In fact, Lao has often been criticised for preaching a creed of passivity and resignation. This idea of people not really thinking and just doing might be a good example of this. Shouldn’t Lao be advising people to think about their situation? Shouldn’t we be analysing things first then acting? Well, Lao is not advocating passivity or resignation. He is advocating action and recognising that this is what happens first. The peasants and working class of the Russian revolution didn’t sit around arguing whether it was better to be a dialectical materialist rather than one of those vodka swilling dialectical idealists. They thought no more than, “Bloody hell it’s cold and I’m starving. Let’s go and see what old Alex has got over at the Winter Palace.”

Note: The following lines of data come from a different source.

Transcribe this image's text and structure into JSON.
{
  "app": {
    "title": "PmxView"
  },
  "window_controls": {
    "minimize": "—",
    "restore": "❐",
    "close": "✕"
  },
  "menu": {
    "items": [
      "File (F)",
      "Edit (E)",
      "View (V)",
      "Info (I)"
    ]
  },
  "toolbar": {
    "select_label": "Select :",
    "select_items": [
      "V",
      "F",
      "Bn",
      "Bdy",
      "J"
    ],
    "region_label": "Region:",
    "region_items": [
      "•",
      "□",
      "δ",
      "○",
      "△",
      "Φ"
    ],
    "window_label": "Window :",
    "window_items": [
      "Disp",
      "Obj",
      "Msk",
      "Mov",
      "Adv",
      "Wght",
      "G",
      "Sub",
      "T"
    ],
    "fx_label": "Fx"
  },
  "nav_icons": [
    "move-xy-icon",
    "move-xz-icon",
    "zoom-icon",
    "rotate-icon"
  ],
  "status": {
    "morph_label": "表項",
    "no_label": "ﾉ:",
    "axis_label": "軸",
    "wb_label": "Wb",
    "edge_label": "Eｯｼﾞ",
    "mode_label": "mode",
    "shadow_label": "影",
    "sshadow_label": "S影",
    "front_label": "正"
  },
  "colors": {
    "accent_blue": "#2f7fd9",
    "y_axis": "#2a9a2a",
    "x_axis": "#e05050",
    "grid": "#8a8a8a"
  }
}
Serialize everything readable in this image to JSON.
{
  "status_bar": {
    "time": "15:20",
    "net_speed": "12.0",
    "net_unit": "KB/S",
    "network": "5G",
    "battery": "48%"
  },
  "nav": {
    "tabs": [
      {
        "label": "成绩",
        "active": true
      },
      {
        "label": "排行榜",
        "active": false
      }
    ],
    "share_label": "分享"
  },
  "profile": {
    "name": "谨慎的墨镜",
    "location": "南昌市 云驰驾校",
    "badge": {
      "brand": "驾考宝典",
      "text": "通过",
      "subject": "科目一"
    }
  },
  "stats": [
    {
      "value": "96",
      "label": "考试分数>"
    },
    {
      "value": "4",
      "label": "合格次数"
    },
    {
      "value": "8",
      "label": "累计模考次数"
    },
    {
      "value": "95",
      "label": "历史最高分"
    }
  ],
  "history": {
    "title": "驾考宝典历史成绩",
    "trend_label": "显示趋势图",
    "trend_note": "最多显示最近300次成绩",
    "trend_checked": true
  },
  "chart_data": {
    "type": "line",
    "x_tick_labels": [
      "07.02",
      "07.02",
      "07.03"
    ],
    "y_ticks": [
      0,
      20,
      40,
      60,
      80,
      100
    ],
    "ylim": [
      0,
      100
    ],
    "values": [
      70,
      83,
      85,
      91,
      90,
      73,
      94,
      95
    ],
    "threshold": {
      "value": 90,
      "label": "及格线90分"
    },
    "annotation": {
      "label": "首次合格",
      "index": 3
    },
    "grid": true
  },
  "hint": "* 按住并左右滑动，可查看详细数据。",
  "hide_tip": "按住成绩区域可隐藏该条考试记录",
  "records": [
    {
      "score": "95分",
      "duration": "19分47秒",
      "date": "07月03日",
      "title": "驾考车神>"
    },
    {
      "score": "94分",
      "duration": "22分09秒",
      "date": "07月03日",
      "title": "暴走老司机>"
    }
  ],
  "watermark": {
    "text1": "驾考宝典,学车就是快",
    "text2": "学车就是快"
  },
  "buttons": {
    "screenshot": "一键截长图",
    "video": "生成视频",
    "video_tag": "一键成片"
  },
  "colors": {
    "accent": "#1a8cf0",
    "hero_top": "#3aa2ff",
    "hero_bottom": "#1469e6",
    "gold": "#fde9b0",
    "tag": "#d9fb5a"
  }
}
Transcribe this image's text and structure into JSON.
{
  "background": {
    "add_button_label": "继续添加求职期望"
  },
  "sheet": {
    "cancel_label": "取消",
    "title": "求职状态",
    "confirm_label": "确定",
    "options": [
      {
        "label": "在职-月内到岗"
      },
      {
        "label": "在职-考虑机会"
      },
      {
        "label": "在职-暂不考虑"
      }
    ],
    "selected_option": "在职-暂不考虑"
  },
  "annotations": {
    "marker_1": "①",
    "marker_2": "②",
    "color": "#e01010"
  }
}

Why should we waste our time and our effort in agonising over the unexplainable? In the hope that progress is made…perhaps as an offshoot? Why not just teach? Why not just use language? The argument will be that because if we just taught that would mean that learners would still be sitting down translating the works of Shakespeare into Urdu. But that’s also the antithesis of Taoist EFL. Remember, the grammar translation method was there to force people to break the language down into grammatical structures. It also rested on the assumption that because it had been said in English, the same idea must exist in Urdu. Taoist EFL wouldn’t say that. Taoist EFL would say that language is about who you are and what your world looks like. It would expect you to use language to shape yourself and your world. The Taoist teacher would make room for your language to perform this task and would guide it to an effective way of achieving it. One way of doing this is to trust that nature will take care of providing a syllabus: learners will need to learn what they need to learn. This is a big concept for people to get their heads around. Without the guiding path of a syllabus (based, more often than not, on what sells books rather than anything else), people cannot trust that everything that needs to be covered will be covered. Thornbury made the point that grammar should be uncovered rather than covered. And I have to admit that the first image that comes into my mind when I think of things that are covered is a coroner pulling a sheet over a dead body. But for those people who are untrusting of the idea that people’s need for grammar will emerge from their need to be understood, Lao reminds us that, “To give no trust/Is to get no trust.”